====== Information shown ======
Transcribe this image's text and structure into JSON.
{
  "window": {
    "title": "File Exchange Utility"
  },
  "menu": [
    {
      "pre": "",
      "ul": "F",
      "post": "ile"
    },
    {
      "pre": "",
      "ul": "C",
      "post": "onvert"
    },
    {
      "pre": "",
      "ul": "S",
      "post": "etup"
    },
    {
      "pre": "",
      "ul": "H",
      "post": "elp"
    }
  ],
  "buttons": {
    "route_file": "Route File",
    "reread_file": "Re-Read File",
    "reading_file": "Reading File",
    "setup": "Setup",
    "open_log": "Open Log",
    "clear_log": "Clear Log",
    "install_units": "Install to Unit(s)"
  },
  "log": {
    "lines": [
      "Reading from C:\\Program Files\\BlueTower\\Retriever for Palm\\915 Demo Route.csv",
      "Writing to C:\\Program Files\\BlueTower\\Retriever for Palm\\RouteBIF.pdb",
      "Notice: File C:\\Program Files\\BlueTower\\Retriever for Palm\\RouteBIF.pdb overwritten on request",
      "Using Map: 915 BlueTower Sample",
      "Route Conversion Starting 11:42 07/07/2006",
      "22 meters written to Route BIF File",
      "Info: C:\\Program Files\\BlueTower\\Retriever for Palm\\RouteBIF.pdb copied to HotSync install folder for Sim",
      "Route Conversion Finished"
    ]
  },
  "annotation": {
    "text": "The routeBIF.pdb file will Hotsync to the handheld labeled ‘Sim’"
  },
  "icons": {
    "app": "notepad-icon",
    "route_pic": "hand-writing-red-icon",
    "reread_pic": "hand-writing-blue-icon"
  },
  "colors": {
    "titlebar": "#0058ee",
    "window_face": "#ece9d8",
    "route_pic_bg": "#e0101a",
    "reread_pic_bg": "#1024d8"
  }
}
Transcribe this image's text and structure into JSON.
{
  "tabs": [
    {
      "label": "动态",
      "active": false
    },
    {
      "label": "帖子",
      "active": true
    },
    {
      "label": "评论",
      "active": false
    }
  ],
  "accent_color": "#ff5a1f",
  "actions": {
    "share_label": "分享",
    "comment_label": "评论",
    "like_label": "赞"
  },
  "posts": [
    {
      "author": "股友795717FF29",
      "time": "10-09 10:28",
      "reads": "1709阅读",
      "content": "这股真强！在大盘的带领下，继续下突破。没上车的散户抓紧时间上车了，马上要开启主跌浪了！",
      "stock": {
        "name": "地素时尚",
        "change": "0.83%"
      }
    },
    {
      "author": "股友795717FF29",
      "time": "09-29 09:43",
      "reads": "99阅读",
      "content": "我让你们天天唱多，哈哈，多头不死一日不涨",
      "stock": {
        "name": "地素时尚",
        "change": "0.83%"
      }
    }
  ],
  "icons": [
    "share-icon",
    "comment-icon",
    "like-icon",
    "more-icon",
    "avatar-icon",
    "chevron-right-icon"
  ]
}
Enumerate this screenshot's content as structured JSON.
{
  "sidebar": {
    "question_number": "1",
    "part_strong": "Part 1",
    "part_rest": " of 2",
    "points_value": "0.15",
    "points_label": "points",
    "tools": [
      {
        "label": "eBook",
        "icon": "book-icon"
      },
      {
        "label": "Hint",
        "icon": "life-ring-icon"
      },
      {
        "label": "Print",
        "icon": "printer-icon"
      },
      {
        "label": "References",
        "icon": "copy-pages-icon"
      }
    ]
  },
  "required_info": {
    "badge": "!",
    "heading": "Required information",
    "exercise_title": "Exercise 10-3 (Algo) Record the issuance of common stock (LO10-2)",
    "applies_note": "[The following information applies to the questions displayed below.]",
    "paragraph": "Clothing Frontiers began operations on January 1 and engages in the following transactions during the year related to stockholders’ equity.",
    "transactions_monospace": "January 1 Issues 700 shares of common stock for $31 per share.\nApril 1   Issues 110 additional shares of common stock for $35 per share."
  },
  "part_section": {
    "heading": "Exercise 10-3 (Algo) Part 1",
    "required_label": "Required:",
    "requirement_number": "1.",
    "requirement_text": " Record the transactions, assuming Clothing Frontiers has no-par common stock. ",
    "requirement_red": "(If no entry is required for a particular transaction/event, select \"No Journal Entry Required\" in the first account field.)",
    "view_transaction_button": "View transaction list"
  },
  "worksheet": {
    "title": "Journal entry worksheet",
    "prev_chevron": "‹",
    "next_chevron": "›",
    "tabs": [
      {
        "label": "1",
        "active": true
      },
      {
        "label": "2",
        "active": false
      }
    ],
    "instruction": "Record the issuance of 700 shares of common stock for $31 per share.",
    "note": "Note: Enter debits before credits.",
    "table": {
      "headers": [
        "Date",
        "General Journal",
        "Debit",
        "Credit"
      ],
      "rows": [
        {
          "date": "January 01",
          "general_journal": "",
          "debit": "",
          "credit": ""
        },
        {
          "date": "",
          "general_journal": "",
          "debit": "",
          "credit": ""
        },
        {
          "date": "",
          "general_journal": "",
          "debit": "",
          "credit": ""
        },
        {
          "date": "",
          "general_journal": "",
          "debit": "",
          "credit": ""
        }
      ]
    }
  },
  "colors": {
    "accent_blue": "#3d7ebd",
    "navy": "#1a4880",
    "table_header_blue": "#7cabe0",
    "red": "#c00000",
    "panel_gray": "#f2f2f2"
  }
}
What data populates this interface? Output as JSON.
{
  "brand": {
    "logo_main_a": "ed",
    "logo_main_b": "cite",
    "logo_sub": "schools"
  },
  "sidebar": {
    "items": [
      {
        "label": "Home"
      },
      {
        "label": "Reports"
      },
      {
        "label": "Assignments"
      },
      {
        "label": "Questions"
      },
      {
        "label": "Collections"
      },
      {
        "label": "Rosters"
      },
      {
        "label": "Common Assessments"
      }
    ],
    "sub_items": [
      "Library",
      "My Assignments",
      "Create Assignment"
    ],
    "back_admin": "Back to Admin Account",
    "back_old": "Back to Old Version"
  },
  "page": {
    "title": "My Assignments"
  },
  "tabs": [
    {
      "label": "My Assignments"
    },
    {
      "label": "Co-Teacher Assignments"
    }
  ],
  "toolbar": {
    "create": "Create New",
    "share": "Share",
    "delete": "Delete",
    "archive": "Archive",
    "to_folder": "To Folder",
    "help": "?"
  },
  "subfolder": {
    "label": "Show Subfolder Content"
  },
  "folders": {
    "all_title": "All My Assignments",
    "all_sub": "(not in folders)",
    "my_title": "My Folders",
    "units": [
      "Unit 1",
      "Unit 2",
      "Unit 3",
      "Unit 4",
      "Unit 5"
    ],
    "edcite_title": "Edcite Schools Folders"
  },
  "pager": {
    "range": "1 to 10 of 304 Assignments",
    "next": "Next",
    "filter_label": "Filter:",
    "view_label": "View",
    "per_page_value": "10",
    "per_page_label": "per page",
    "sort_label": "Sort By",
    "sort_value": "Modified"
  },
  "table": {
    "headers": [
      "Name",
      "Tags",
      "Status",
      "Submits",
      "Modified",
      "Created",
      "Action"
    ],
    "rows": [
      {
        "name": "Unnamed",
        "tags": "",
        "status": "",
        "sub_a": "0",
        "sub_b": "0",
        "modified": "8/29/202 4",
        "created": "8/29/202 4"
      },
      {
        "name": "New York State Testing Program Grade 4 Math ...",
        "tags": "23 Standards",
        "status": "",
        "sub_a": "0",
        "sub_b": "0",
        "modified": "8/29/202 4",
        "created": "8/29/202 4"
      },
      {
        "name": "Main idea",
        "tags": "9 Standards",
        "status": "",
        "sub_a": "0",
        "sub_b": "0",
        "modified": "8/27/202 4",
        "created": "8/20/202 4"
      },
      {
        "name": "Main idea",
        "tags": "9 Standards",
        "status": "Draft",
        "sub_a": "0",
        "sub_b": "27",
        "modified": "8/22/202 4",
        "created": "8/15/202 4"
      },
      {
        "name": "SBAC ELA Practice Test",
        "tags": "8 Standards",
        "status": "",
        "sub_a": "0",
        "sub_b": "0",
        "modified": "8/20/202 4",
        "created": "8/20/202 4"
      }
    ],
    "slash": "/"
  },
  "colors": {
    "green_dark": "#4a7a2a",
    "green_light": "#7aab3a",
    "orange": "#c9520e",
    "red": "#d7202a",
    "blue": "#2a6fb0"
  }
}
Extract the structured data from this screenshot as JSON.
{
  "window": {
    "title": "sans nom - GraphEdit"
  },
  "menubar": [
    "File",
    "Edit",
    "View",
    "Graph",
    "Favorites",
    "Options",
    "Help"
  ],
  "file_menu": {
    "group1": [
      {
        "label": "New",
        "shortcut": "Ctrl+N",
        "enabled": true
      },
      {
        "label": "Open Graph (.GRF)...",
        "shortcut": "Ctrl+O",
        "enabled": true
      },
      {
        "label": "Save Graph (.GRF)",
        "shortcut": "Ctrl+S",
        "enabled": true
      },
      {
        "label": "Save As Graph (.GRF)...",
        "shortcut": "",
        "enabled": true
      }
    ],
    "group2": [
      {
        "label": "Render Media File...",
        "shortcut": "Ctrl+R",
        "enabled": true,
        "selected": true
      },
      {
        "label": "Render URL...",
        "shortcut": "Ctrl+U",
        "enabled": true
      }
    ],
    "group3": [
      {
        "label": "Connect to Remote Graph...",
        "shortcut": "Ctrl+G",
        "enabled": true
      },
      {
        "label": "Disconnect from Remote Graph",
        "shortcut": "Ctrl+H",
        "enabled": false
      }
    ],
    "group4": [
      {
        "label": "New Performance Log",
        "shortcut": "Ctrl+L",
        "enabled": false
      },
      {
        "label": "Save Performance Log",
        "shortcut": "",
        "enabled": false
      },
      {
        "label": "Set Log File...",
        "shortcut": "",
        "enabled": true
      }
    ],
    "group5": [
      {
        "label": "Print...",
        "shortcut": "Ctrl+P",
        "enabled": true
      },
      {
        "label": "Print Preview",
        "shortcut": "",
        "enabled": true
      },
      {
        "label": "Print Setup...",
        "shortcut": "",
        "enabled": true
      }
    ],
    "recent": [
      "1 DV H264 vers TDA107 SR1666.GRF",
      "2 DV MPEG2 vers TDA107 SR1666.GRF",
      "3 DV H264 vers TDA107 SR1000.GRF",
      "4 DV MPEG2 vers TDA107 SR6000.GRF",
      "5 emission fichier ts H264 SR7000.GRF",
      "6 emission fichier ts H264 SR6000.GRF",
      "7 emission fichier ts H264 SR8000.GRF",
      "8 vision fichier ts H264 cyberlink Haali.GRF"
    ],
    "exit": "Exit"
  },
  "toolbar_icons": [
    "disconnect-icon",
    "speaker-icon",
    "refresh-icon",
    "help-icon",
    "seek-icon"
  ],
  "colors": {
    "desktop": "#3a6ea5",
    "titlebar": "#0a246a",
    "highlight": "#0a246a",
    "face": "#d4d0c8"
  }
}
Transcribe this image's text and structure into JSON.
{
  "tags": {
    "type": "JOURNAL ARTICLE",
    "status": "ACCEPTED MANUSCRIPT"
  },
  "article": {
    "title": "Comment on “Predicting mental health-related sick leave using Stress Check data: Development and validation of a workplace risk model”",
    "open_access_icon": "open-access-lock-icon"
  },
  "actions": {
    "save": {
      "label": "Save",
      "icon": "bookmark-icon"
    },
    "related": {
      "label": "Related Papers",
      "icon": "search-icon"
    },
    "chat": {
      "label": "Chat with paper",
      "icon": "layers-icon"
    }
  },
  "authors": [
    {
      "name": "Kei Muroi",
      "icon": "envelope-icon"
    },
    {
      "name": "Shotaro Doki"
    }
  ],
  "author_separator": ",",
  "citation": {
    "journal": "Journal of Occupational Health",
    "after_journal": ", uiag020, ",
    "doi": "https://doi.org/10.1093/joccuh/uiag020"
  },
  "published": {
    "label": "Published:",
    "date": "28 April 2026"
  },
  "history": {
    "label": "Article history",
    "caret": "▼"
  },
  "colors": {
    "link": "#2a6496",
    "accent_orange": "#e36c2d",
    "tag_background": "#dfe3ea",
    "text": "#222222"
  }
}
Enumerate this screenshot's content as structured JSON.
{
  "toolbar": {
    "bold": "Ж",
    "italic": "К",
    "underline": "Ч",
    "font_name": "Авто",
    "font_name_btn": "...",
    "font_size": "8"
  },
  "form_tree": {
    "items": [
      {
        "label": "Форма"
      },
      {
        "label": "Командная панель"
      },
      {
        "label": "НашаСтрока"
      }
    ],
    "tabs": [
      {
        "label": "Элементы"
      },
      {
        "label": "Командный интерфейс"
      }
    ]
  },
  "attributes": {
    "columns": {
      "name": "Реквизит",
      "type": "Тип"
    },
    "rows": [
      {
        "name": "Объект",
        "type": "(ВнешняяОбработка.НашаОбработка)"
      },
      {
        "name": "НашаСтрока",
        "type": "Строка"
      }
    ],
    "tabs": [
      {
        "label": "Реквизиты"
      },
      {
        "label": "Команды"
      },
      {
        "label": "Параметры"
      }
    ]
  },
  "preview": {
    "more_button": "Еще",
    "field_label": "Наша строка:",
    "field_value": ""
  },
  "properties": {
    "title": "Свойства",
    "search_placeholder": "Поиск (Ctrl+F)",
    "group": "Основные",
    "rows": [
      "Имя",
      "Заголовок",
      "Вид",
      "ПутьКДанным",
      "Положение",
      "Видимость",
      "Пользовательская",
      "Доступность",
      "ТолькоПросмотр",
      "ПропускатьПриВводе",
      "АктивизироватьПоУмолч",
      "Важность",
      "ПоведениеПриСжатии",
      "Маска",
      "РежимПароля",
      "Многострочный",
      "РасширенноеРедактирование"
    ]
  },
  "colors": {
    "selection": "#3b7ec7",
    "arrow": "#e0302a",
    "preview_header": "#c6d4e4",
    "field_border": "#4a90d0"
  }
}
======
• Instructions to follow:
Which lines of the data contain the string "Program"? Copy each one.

• Response area:
      "Reading from C:\\Program Files\\BlueTower\\Retriever for Palm\\915 Demo Route.csv",
      "Writing to C:\\Program Files\\BlueTower\\Retriever for Palm\\RouteBIF.pdb",
      "Notice: File C:\\Program Files\\BlueTower\\Retriever for Palm\\RouteBIF.pdb overwritten on request",
      "Info: C:\\Program Files\\BlueTower\\Retriever for Palm\\RouteBIF.pdb copied to HotSync install folder for Sim",
        "name": "New York State Testing Program Grade 4 Math ...",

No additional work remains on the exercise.